But Swiatek, sensing victory, continued to pile on the pressure. A final banger of a backhand on her fourth match point was too much for Juvan to handle and sealed Swiatek's seventh win in a row.
Up next for Swiatek will be Rebecca Peterson, who came from a set and 2-5 down to beat Shelby Rogers 6-7(3), 7-6(8), 6-2 in exactly three hours. The Swede saved three match points in the second-set tiebreak.
That result means Swiatek will avoid the dangerous Rogers, who owns five Top 20 wins in the past year alone, and instead play Peterson, who has just two in her career to date.
Vondrousova avoids the upset, Hercog ousts Bertens
Two of the more vulnerable seeded players in the draw, No.20 Marketa Vondrousova and No.16 Kiki Bertens, emerged from three-set tussles with different outcomes.
Vondrousova, the 2019 runner-up, had won just one match in three clay tournaments ahead of Roland Garros. She also faced notorious upset artist Kaia Kanepi, who owns 20 wins over seeded players on the Grand Slam stage. After a slow start, it was Kanepi who held the upper hand after winning the first set 6-4 from 0-3 down.
But Vondrousova raised her intensity levels as Kanepi's play grew careless. From 3-3 in the second set, the Czech reeled off the last nine games of the match, committing just one unforced error in the deciding set compared to Kanepi's 10, to win 4-6, 6-3, 6-0. Vondrousova next faces wildcard Harmony Tan, who triumphed in an all-French derby on Court Simonne-Mathieu 6-4, 6-4 over Alizé Cornet.
Unlike Kanepi, Polona Hercog does not have a reputation as a danger to top players. The 30-year-old Slovenian had previously defeated just one Top 20 player on the Grand Slam stage, Madison Keys at Wimbledon 2019 - but added another after defeating Bertens 6-1, 3-6, 6-4.
Bertens' return from Achilles tendon surgery this year has not been rewarding. The Dutchwoman, who reached her sole major semifinal at Roland Garros 2016, has compiled a 2-5 record since coming back in March.
Hercog exploited Bertens' movement with a series of dropshots and heavy forehands as she raced out to a 5-0 lead.
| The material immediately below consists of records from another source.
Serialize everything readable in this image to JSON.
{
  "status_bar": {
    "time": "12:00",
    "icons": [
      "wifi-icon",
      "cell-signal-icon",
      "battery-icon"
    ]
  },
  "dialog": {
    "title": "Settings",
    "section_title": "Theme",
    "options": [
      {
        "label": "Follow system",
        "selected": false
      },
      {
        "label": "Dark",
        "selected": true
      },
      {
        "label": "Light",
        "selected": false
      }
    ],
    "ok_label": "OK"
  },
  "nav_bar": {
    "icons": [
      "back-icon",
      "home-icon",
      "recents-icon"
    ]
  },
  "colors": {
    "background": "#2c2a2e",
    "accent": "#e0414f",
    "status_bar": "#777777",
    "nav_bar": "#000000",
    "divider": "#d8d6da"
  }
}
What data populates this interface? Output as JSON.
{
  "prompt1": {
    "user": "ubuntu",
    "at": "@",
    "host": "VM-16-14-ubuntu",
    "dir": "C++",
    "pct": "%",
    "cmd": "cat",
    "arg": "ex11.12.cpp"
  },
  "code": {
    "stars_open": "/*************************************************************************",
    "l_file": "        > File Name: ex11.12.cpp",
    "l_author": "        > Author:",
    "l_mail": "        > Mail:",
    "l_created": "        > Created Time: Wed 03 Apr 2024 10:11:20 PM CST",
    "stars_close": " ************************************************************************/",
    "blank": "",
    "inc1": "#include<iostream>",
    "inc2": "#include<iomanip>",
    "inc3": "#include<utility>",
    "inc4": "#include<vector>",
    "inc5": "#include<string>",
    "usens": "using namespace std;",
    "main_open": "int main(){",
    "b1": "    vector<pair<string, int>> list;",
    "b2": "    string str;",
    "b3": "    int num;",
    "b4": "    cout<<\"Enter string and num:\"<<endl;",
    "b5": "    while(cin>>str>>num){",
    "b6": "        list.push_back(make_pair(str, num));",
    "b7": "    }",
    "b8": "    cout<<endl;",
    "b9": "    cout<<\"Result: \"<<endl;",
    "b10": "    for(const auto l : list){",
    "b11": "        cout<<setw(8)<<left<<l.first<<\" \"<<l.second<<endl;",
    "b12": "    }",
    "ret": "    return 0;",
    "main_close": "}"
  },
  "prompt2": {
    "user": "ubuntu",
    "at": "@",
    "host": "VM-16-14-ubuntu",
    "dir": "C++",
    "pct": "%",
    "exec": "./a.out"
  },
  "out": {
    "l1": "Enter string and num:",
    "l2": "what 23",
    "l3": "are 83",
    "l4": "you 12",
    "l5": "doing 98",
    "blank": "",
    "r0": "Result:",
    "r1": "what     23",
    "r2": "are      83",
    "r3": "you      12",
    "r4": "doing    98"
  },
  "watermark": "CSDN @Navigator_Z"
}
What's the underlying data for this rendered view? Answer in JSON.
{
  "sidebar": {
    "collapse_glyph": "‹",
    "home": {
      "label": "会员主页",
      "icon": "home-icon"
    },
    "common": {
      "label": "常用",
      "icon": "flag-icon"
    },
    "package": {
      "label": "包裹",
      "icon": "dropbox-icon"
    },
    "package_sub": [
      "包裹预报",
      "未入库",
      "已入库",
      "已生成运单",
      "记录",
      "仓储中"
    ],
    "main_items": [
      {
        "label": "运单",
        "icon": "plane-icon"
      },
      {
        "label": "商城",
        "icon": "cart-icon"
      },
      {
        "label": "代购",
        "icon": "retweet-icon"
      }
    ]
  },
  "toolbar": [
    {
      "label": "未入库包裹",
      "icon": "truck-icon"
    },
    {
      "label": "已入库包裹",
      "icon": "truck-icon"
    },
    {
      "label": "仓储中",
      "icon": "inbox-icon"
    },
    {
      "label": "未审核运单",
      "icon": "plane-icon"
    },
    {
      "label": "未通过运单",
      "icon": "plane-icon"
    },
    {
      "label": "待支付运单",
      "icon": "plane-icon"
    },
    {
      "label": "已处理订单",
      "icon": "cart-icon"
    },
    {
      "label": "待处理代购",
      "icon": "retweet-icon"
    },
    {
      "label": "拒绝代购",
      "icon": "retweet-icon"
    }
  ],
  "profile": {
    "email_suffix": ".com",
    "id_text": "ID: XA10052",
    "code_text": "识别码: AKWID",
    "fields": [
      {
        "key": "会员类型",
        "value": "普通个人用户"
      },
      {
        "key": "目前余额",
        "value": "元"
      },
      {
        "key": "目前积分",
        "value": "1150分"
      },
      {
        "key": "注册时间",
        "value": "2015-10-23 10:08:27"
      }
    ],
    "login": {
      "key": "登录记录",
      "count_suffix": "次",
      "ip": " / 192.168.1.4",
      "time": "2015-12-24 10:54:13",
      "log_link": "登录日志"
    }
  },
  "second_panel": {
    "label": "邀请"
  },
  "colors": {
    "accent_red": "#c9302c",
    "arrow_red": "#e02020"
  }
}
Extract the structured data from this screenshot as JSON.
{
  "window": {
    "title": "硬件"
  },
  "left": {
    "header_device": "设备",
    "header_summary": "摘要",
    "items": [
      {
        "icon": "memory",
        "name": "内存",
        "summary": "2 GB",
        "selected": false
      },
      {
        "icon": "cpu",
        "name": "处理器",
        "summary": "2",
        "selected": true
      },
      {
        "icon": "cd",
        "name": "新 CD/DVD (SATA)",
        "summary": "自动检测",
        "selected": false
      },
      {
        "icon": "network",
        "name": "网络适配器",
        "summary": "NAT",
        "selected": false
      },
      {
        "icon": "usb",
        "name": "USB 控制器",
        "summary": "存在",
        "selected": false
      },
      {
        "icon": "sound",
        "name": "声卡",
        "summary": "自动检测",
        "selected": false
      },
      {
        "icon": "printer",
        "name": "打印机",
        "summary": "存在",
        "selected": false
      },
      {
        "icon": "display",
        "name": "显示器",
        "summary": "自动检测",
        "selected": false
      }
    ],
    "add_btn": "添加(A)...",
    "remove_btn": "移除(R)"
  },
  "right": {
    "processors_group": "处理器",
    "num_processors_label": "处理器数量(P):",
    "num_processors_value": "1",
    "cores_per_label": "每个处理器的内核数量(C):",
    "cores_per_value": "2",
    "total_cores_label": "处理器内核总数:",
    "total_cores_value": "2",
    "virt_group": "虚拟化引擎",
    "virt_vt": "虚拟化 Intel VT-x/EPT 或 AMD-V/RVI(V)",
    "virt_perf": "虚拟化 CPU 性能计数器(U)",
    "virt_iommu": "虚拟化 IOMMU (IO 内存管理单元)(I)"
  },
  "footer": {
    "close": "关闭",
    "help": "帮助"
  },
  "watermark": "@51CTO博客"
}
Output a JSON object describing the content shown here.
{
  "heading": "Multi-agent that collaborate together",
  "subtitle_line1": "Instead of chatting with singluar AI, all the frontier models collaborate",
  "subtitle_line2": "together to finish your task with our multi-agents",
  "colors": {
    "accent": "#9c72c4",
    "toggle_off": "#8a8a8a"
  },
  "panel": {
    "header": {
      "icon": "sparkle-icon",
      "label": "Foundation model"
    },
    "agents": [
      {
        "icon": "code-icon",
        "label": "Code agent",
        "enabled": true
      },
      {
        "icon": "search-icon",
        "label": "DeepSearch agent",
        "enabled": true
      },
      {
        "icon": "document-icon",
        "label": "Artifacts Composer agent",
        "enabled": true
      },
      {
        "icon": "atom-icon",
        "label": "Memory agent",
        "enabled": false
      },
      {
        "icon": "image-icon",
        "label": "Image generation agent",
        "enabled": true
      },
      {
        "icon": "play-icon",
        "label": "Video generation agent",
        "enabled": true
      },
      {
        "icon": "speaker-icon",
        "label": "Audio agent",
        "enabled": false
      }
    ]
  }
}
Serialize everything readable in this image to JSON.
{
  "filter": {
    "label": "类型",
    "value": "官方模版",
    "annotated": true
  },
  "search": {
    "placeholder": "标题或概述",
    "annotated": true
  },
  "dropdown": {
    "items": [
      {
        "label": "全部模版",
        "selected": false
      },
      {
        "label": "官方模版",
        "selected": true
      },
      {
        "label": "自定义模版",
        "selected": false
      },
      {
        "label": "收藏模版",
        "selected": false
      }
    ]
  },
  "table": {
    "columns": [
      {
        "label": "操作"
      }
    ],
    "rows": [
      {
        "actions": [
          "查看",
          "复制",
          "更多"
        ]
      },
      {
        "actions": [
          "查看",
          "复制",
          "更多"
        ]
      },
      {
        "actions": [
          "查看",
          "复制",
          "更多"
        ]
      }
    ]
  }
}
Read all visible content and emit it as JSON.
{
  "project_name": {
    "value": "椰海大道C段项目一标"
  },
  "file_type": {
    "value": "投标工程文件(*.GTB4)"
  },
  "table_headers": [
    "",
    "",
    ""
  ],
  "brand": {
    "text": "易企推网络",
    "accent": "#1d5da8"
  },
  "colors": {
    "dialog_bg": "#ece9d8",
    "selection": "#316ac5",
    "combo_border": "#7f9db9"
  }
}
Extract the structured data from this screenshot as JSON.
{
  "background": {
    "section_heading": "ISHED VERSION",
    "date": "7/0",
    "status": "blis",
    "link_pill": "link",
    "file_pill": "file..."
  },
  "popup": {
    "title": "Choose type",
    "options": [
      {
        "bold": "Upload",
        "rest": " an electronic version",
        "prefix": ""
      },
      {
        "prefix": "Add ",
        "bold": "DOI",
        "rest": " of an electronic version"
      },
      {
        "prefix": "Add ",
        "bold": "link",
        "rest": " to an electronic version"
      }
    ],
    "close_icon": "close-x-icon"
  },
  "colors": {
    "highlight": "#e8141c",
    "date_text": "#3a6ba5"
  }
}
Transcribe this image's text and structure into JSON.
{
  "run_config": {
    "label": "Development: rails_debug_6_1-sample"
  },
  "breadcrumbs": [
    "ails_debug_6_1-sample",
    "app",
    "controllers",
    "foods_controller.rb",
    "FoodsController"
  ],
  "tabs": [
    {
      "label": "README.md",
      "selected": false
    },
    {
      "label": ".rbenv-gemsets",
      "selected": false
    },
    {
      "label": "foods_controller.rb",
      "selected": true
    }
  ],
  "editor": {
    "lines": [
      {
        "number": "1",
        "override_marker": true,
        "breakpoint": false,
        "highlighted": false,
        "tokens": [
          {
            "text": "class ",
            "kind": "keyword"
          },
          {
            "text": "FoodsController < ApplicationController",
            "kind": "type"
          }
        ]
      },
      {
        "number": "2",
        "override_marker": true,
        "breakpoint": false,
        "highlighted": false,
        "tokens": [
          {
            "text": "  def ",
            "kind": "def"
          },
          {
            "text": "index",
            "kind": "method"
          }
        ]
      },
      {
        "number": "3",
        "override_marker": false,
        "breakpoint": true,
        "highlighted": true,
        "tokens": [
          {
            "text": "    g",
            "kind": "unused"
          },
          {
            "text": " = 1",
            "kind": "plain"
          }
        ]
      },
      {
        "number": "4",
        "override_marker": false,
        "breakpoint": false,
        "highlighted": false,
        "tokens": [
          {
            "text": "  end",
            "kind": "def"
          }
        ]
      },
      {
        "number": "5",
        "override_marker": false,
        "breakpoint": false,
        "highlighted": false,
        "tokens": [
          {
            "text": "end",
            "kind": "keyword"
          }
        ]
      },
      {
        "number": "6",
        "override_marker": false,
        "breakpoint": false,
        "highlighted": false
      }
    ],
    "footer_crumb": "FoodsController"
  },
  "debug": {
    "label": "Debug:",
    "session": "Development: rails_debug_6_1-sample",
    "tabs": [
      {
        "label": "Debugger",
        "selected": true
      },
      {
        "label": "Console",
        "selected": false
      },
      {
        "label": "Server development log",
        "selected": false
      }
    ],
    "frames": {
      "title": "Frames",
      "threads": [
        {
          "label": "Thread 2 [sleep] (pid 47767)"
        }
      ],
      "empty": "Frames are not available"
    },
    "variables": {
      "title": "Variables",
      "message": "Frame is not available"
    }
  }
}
That was a sufficient lead to close out the first set, but a touch of shakiness in doing so opened the door for Bertens, who found some form to gradually turn momentum in her favour.
Indeed, Bertens advanced to a 4-2 lead in the third set, on the verge of her first Top 100 win since Roland Garros last September. But Hercog hustled superbly to win several key athletic all-court points, and took the last four games in a row.